WHAT NEEDS TO BE DONE:
The result should be an exact copy of only the lines from the one holding "Convert this screenshot" through the last line of the data below, please, without pictures.
-------- THE DATA
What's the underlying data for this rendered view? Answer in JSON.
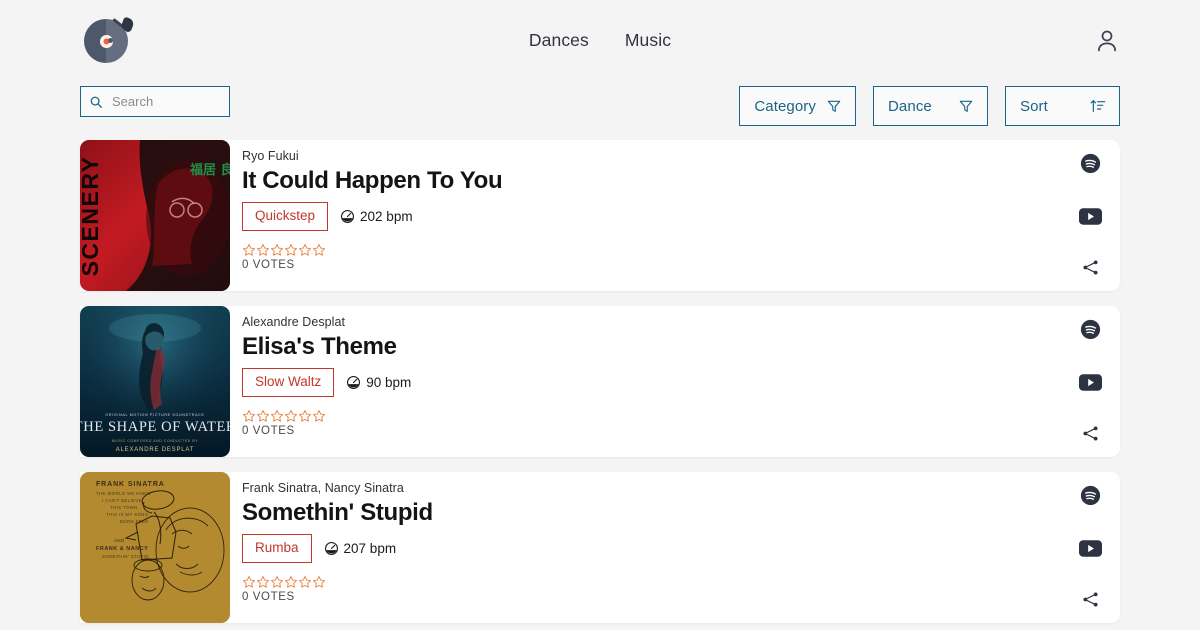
{
  "header": {
    "logo_name": "vinyl-record-logo",
    "nav": [
      {
        "label": "Dances",
        "name": "nav-link-dances"
      },
      {
        "label": "Music",
        "name": "nav-link-music"
      }
    ],
    "account_icon": "person-icon"
  },
  "filterbar": {
    "search": {
      "placeholder": "Search",
      "value": "",
      "icon": "search-icon"
    },
    "buttons": [
      {
        "label": "Category",
        "icon": "filter-funnel-icon"
      },
      {
        "label": "Dance",
        "icon": "filter-funnel-icon"
      },
      {
        "label": "Sort",
        "icon": "sort-ascending-icon"
      }
    ]
  },
  "colors": {
    "page_background": "#f4f4f4",
    "card_background": "#ffffff",
    "accent_teal": "#1c6487",
    "dance_tag_red": "#c0392b",
    "star_orange": "#e8813c",
    "icon_dark": "#2d3340"
  },
  "songs": [
    {
      "artist": "Ryo Fukui",
      "title": "It Could Happen To You",
      "dance": "Quickstep",
      "bpm": "202 bpm",
      "rating": 0,
      "stars_total": 6,
      "votes": "0 VOTES",
      "album_art": {
        "name": "album-art-scenery",
        "title_text": "SCENERY",
        "secondary_text": "福居 良",
        "background": "#b01820",
        "accent": "#1c1a18"
      },
      "actions": [
        "spotify-icon",
        "youtube-icon",
        "share-icon"
      ]
    },
    {
      "artist": "Alexandre Desplat",
      "title": "Elisa's Theme",
      "dance": "Slow Waltz",
      "bpm": "90 bpm",
      "rating": 0,
      "stars_total": 6,
      "votes": "0 VOTES",
      "album_art": {
        "name": "album-art-shape-of-water",
        "title_text": "THE SHAPE OF WATER",
        "secondary_text": "ALEXANDRE DESPLAT",
        "background": "#0d3246",
        "accent": "#d8c28a"
      },
      "actions": [
        "spotify-icon",
        "youtube-icon",
        "share-icon"
      ]
    },
    {
      "artist": "Frank Sinatra, Nancy Sinatra",
      "title": "Somethin' Stupid",
      "dance": "Rumba",
      "bpm": "207 bpm",
      "rating": 0,
      "stars_total": 6,
      "votes": "0 VOTES",
      "album_art": {
        "name": "album-art-frank-sinatra",
        "title_text": "FRANK SINATRA",
        "secondary_text": "SOMETHIN' STUPID",
        "background": "#b98f33",
        "accent": "#3b2d16"
      },
      "actions": [
        "spotify-icon",
        "youtube-icon",
        "share-icon"
      ]
    }
  ]
}
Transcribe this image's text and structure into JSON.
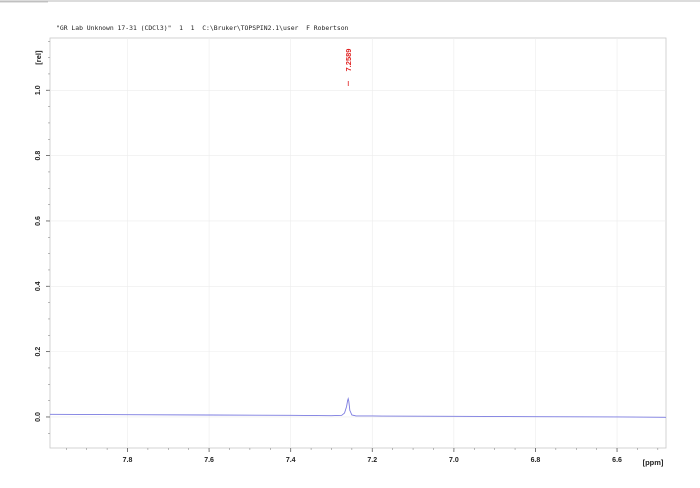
{
  "header": {
    "text": "\"GR Lab Unknown 17-31 (CDCl3)\"  1  1  C:\\Bruker\\TOPSPIN2.1\\user  F Robertson"
  },
  "colors": {
    "spectrum": "#7b7be0",
    "peak_label": "#e02020",
    "grid": "#ececec",
    "frame": "#c8c8c8"
  },
  "chart_data": {
    "type": "line",
    "title": "",
    "xlabel": "[ppm]",
    "ylabel": "[rel]",
    "x_reversed": true,
    "xlim": [
      7.99,
      6.48
    ],
    "ylim": [
      -0.095,
      1.16
    ],
    "x_ticks": [
      {
        "value": 7.8,
        "label": "7.8"
      },
      {
        "value": 7.6,
        "label": "7.6"
      },
      {
        "value": 7.4,
        "label": "7.4"
      },
      {
        "value": 7.2,
        "label": "7.2"
      },
      {
        "value": 7.0,
        "label": "7.0"
      },
      {
        "value": 6.8,
        "label": "6.8"
      },
      {
        "value": 6.6,
        "label": "6.6"
      }
    ],
    "y_ticks": [
      {
        "value": 0.0,
        "label": "0.0"
      },
      {
        "value": 0.2,
        "label": "0.2"
      },
      {
        "value": 0.4,
        "label": "0.4"
      },
      {
        "value": 0.6,
        "label": "0.6"
      },
      {
        "value": 0.8,
        "label": "0.8"
      },
      {
        "value": 1.0,
        "label": "1.0"
      }
    ],
    "grid": true,
    "series": [
      {
        "x": [
          7.99,
          7.8,
          7.6,
          7.4,
          7.3,
          7.275,
          7.268,
          7.263,
          7.2605,
          7.259,
          7.2575,
          7.255,
          7.25,
          7.24,
          7.2,
          7.0,
          6.8,
          6.6,
          6.48
        ],
        "y": [
          0.008,
          0.007,
          0.006,
          0.005,
          0.004,
          0.005,
          0.012,
          0.032,
          0.05,
          0.056,
          0.048,
          0.02,
          0.006,
          0.003,
          0.003,
          0.002,
          0.001,
          0.0,
          -0.001
        ]
      }
    ],
    "annotations": [
      {
        "x": 7.2589,
        "label": "7.2589"
      }
    ]
  }
}
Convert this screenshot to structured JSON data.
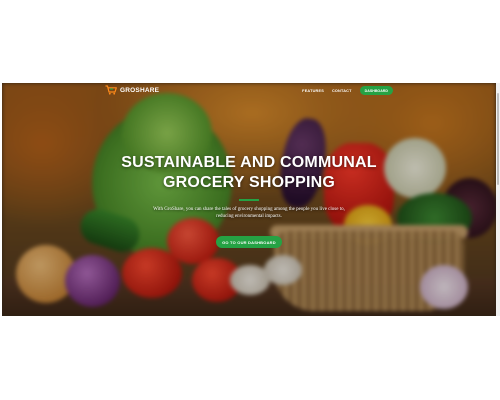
{
  "brand": {
    "name": "GROSHARE",
    "icon": "shopping-cart-icon",
    "accent": "#25a244"
  },
  "nav": {
    "links": [
      "FEATURES",
      "CONTACT"
    ],
    "dashboard_button": "DASHBOARD"
  },
  "hero": {
    "title_line1": "SUSTAINABLE AND COMMUNAL",
    "title_line2": "GROCERY SHOPPING",
    "subtitle": "With GroShare, you can share the tales of grocery shopping among the people you live close to, reducing environmental impacts.",
    "cta": "GO TO OUR DASHBOARD"
  }
}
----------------
ANSWER TO THE EXERCISE:
Convert this screenshot to structured JSON data.
{
  "brand": {
    "name": "GROSHARE",
    "icon": "shopping-cart-icon",
    "accent": "#25a244"
  },
  "nav": {
    "links": [
      "FEATURES",
      "CONTACT"
    ],
    "dashboard_button": "DASHBOARD"
  },
  "hero": {
    "title_line1": "SUSTAINABLE AND COMMUNAL",
    "title_line2": "GROCERY SHOPPING",
    "subtitle": "With GroShare, you can share the tales of grocery shopping among the people you live close to, reducing environmental impacts.",
    "cta": "GO TO OUR DASHBOARD"
  }
}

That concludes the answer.